Raised on a farm where his father and grandfather grew corn and soybeans year after year, Haverhals understands the value of the land. When farmers use their highly productive acres to grow fuel, he calls it “an exercise in racing to the bottom.” But when they can take their highly productive acres to produce highly abundant natural materials—which people will also pay a lot more for—it’s “an exercise in adding value.”

“There’s this concept of ‘cradle to cradle’ that people are using,” he adds. “The idea is that you form closed loops in how you use your materials. But nature’s already solved the problem. Nature is the original ‘cradle to cradle.’ “There’s just a very rich opportunity to take natural materials that grow in abundance that are high-performance, and now, with fiber welding… a very facile way to manufacture many kinds of products—not everything—but enough that would enable higher standards of living for all people on the planet… not just one in five.”

Directionally Correct
“Peoria’s entrepreneurial ecosystem is bubbling with all sorts of things,” says Zika, rattling off the benefits of NFW’s Midwestern location, including ease of shipping and transportation, low overhead and exceptional talent. (The company has now happily hired five former Caterpillar engineers.) “One of our core values is that we’re grateful to be from where we’re from.”

“It’s easy to get lost in a bunch of engineering principles and automation and chemistry details,” Haverhals notes. “But set that all aside, and look at what this is—the ability to take local, abundant resources and add value and make things that enable a higher standard of living in a way that doesn’t require the amount of resources that we currently consume. It’s an opportunity to have a very positive social benefit.

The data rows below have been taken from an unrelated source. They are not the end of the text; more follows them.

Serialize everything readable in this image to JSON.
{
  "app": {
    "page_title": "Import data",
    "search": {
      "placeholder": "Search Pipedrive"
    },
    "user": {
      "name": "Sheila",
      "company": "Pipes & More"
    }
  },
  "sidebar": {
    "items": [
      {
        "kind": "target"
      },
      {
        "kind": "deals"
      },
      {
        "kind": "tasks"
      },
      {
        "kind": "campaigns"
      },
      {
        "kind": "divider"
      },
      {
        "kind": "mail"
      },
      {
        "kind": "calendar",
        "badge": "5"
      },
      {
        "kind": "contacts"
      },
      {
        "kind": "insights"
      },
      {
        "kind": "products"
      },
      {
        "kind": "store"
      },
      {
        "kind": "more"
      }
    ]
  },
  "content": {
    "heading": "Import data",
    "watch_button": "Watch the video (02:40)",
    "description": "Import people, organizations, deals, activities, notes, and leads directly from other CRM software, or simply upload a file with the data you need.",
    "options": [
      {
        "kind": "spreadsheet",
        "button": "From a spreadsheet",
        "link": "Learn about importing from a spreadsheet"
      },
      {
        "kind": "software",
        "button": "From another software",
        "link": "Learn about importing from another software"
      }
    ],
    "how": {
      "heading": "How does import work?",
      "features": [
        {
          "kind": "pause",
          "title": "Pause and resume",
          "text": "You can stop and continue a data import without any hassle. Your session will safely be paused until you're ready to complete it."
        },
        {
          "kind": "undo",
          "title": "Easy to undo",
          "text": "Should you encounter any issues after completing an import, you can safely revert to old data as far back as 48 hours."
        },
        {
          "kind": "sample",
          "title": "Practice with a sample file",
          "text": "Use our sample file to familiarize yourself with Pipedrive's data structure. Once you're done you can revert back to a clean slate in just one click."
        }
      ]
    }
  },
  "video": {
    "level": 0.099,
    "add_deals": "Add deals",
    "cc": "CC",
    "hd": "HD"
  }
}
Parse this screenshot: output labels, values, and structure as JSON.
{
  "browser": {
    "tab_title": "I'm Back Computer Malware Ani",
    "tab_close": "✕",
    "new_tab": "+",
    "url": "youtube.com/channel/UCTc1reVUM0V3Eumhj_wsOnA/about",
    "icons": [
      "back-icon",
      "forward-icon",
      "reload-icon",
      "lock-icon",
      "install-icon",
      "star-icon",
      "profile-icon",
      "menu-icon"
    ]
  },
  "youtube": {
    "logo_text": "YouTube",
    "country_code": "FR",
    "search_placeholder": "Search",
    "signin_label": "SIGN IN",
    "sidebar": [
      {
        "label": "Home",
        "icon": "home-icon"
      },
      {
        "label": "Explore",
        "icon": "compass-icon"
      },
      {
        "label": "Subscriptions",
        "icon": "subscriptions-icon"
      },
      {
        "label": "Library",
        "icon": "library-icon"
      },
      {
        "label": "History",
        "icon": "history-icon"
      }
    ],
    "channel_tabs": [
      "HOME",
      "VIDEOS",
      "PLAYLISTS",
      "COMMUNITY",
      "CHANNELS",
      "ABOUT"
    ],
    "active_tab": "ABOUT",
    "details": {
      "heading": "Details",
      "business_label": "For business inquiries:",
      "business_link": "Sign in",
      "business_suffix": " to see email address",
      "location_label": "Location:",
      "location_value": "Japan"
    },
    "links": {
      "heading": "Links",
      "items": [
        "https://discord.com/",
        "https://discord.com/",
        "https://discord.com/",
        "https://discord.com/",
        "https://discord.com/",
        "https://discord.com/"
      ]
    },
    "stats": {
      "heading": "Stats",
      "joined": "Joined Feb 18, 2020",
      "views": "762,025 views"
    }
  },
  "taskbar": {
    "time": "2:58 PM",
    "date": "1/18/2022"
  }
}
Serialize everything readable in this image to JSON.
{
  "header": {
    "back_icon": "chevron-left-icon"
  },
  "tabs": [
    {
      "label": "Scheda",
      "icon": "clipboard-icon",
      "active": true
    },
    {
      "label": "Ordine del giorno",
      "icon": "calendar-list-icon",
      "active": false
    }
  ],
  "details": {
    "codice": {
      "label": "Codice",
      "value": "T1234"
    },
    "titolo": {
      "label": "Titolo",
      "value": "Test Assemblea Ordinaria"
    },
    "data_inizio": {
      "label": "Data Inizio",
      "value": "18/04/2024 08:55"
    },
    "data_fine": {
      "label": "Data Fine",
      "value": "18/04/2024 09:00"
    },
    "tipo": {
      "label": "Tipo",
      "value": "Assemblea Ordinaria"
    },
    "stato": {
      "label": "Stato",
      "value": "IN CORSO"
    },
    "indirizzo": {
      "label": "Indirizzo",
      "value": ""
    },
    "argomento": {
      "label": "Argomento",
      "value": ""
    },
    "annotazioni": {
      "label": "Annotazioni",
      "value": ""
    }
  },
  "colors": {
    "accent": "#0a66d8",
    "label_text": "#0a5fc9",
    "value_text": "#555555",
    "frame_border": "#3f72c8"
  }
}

“Fiber welding isn’t going to solve all these problems,” he adds, “but any time that you can reduce resource competition and demand, it’s directionally correct.” For now, NFW is starting simple. The company’s north Peoria campus is working to create machinery that adds the chemistry to the fiber combination processes, washes it off, and recycles it in a continuous loop.

“There are some very straightforward things we can do in the textile world,” Haverhals says, “and there are some very straightforward things we think we can do with building products of various sorts over time.”

As it enters the new year, the company will focus on securing the next round of funding and continuing to build its technical team, which now numbers 15 employees. As a startup, they are moving very methodically through a timeline of milestones. Through extensive research, they have confirmed that customers are looking for particular attributes in their clothing—and that they care about their textiles being natural and sustainable. It’s a huge market opportunity.

“Built into the DNA of the company is a whole bunch of people that believe in the core idea of building a technology that’s for the benefit of people [and] truly benefits humanity in a positive way,” Haverhals adds. “We’re not using fiber welding to take us to the moon at this point,” he says with a laugh, but the look in his eyes suggests the idea is not so far-fetched. iBi

For more information, visit